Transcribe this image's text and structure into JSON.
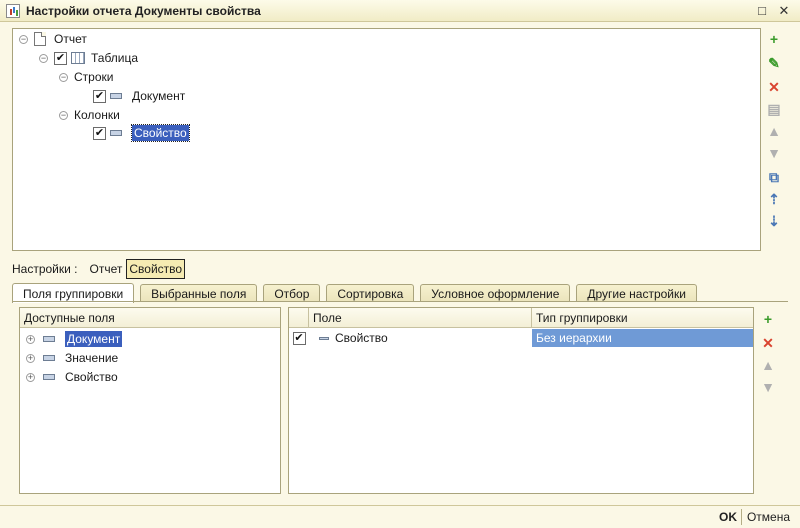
{
  "window": {
    "title": "Настройки отчета  Документы свойства",
    "minimize": "□",
    "close": "✕"
  },
  "tree": {
    "report": "Отчет",
    "table": "Таблица",
    "rows": "Строки",
    "document": "Документ",
    "columns": "Колонки",
    "property": "Свойство"
  },
  "settings": {
    "label": "Настройки :",
    "crumb_report": "Отчет",
    "crumb_active": "Свойство"
  },
  "tabs": [
    "Поля группировки",
    "Выбранные поля",
    "Отбор",
    "Сортировка",
    "Условное оформление",
    "Другие настройки"
  ],
  "available": {
    "header": "Доступные поля",
    "items": [
      "Документ",
      "Значение",
      "Свойство"
    ]
  },
  "grouping": {
    "col_field": "Поле",
    "col_type": "Тип группировки",
    "row_field": "Свойство",
    "row_type": "Без иерархии"
  },
  "footer": {
    "ok": "OK",
    "cancel": "Отмена"
  },
  "colors": {
    "selection": "#3b5fbd",
    "row_highlight": "#6f9ad6",
    "background": "#fbf8e6"
  }
}
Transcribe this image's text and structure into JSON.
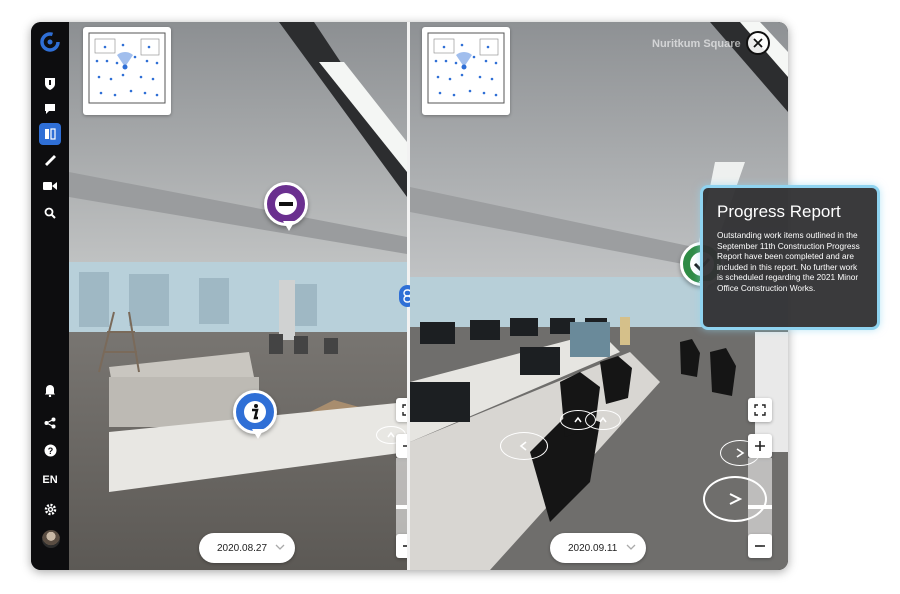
{
  "sidebar": {
    "items": [
      {
        "name": "shield-icon"
      },
      {
        "name": "comment-icon"
      },
      {
        "name": "compare-icon",
        "active": true
      },
      {
        "name": "ruler-icon"
      },
      {
        "name": "video-icon"
      },
      {
        "name": "search-icon"
      }
    ],
    "bottom": {
      "language": "EN"
    }
  },
  "left_pane": {
    "date": "2020.08.27",
    "markers": [
      {
        "type": "minus",
        "icon": "minus-icon",
        "color": "#6a2f8f"
      },
      {
        "type": "info",
        "icon": "info-icon",
        "color": "#2f6fd6"
      }
    ]
  },
  "right_pane": {
    "date": "2020.09.11",
    "watermark": "Nuritkum Square",
    "markers": [
      {
        "type": "check",
        "icon": "check-icon",
        "color": "#2e8b45"
      }
    ]
  },
  "report": {
    "title": "Progress Report",
    "body": "Outstanding work items outlined in the September 11th Construction Progress Report have been completed and are included in this report. No further work is scheduled regarding the 2021 Minor Office Construction Works."
  },
  "colors": {
    "accent": "#2f6fd6",
    "report_border": "#8fd3f0",
    "minus_marker": "#6a2f8f",
    "check_marker": "#2e8b45"
  }
}
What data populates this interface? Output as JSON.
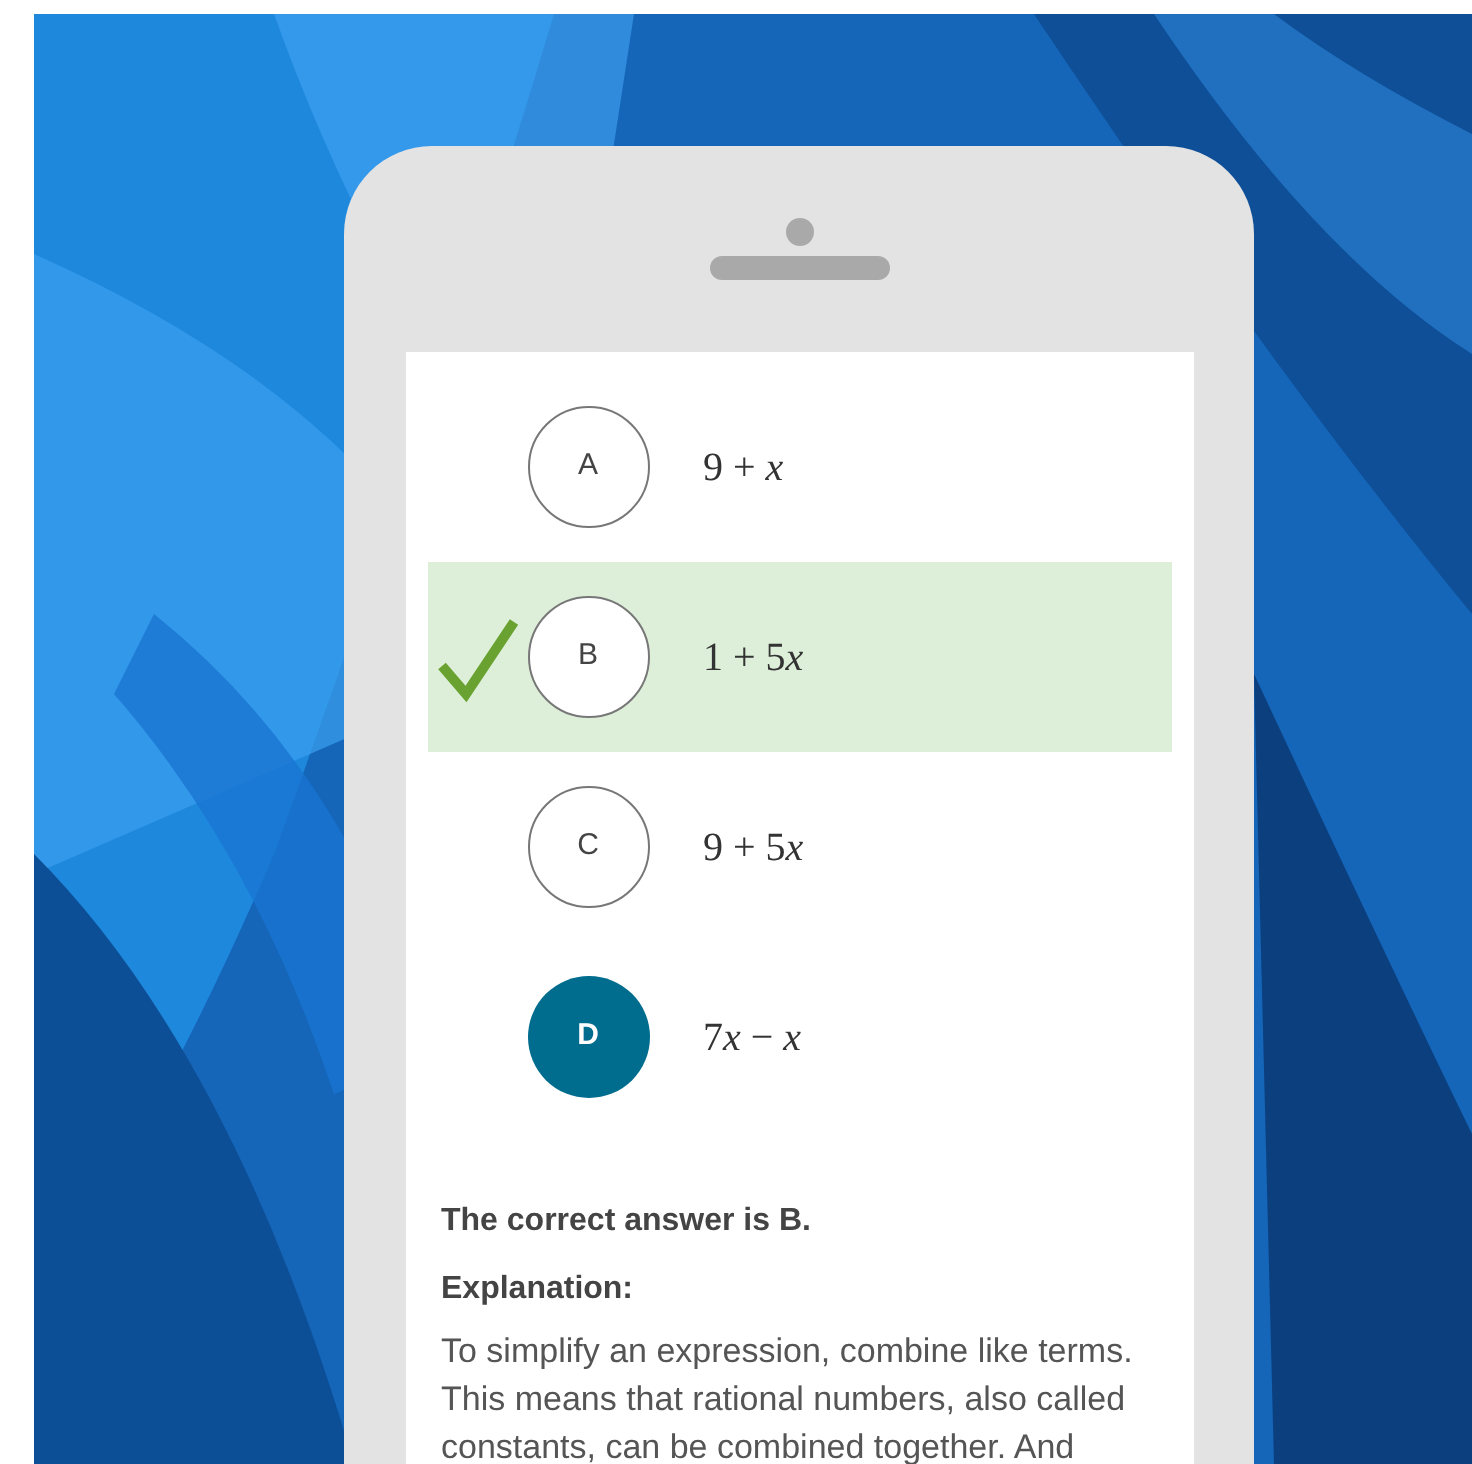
{
  "options": [
    {
      "letter": "A",
      "answer": "9 + x",
      "correct": false,
      "selected": false
    },
    {
      "letter": "B",
      "answer": "1 + 5x",
      "correct": true,
      "selected": false
    },
    {
      "letter": "C",
      "answer": "9 + 5x",
      "correct": false,
      "selected": false
    },
    {
      "letter": "D",
      "answer": "7x − x",
      "correct": false,
      "selected": true
    }
  ],
  "result": "The correct answer is B.",
  "explanation_heading": "Explanation:",
  "explanation": "To simplify an expression, combine like terms. This means that rational numbers, also called constants, can be combined together. And"
}
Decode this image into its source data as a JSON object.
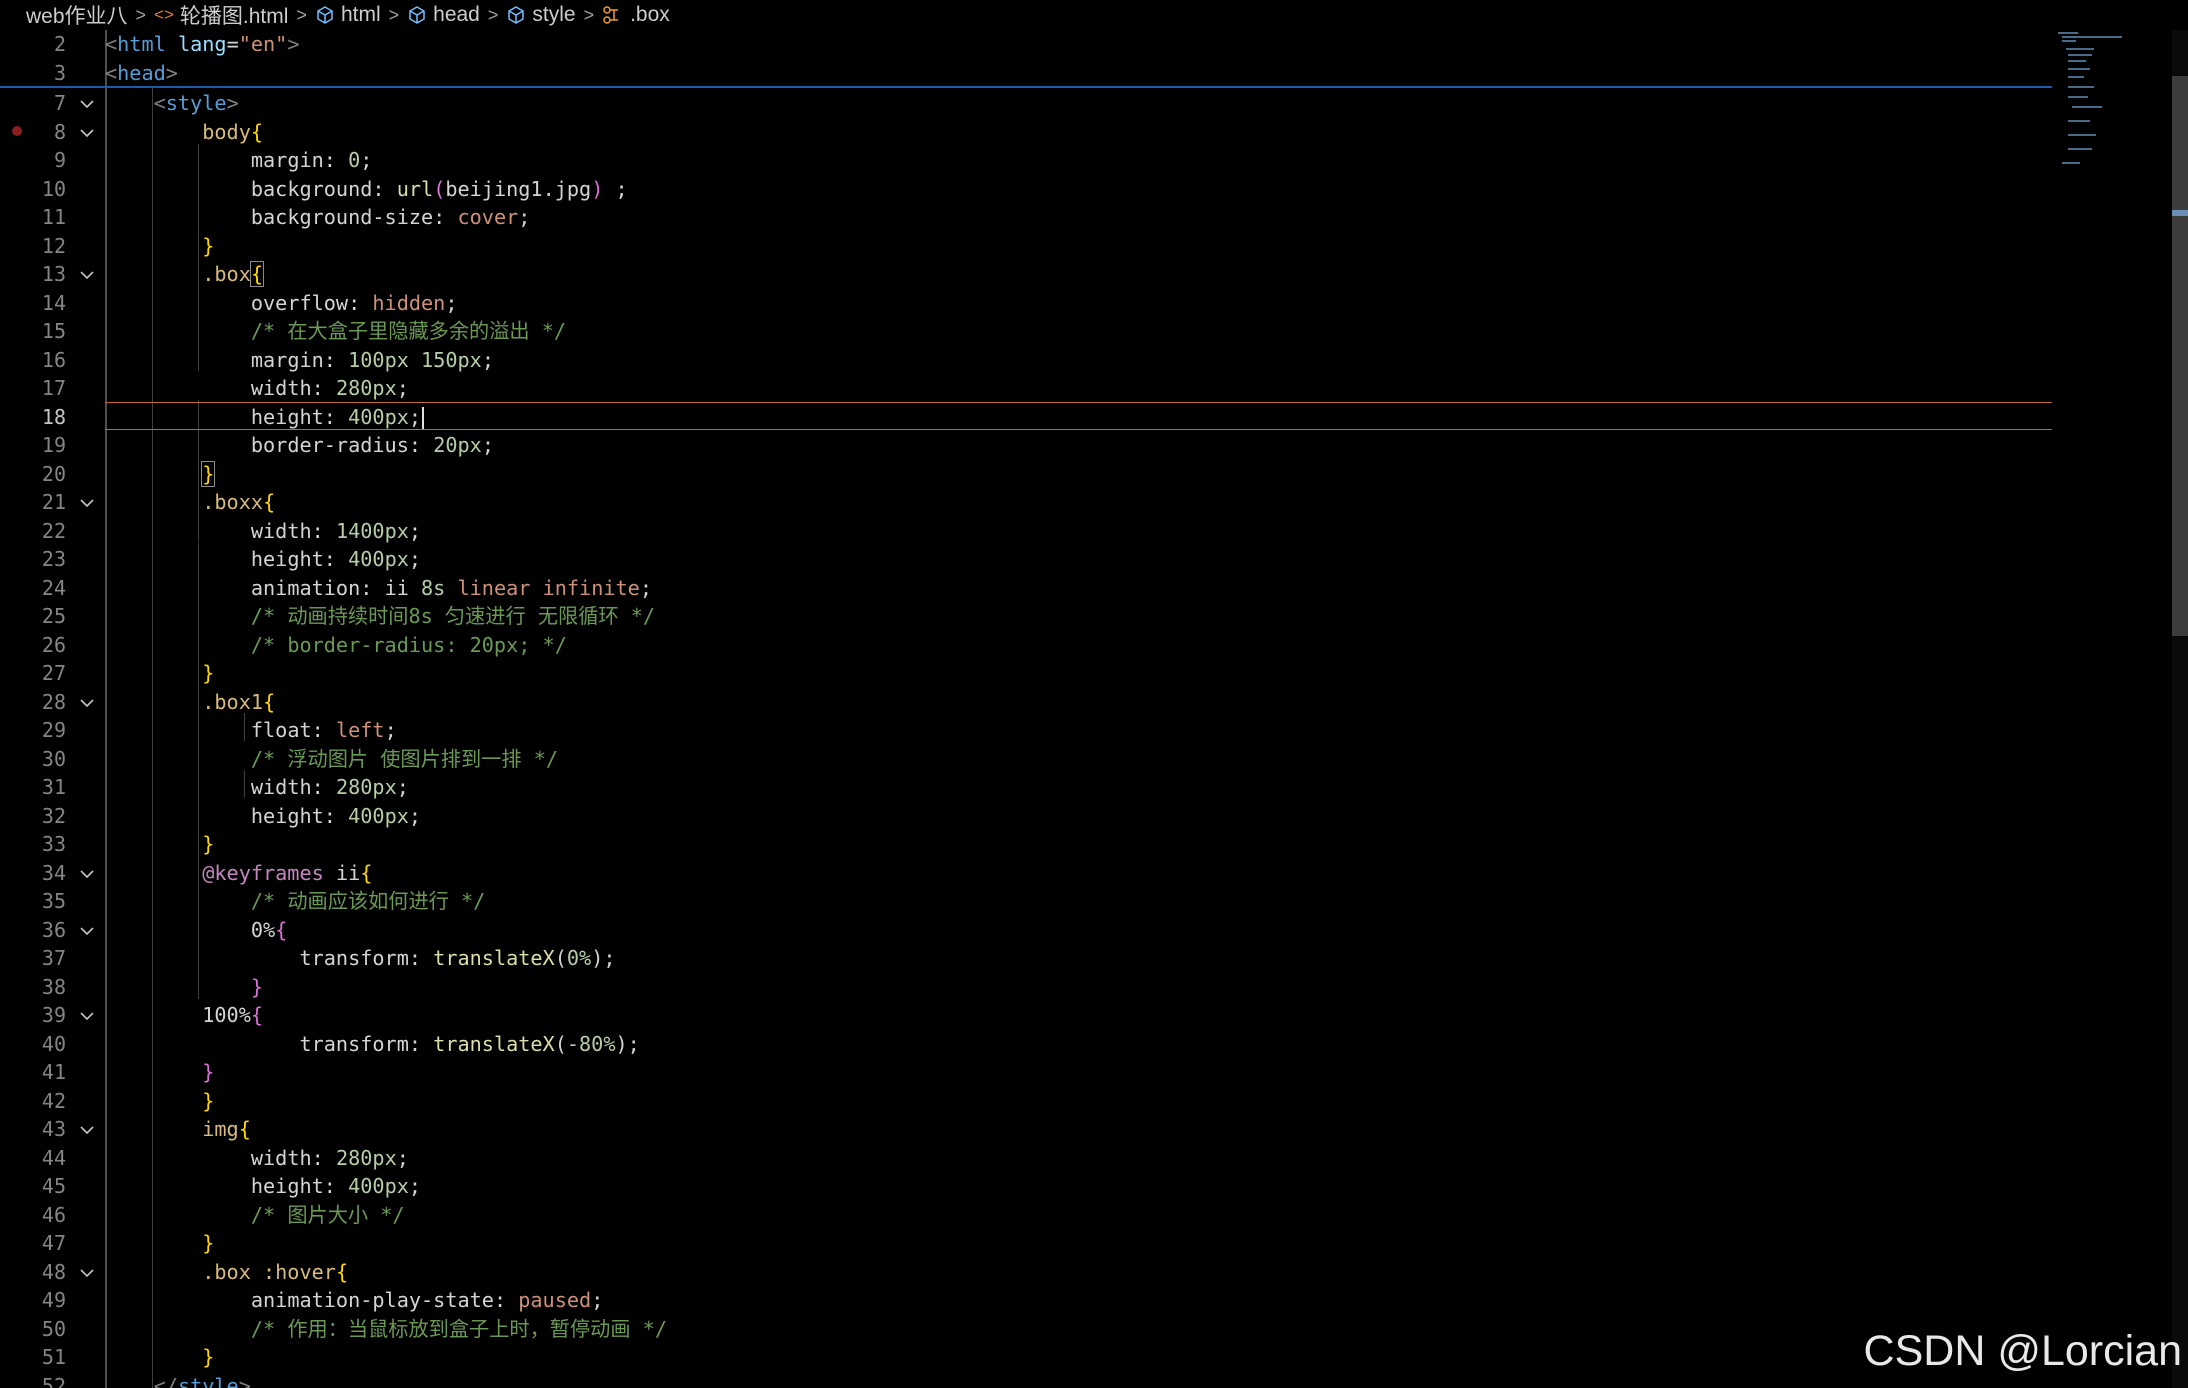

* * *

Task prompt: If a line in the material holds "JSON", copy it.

Exercise output:
Transcribe this image's text and structure into JSON.
Transcribe this image's text and structure into JSON.
What data populates this interface? Output as JSON.
Decode this image into its source data as a JSON object.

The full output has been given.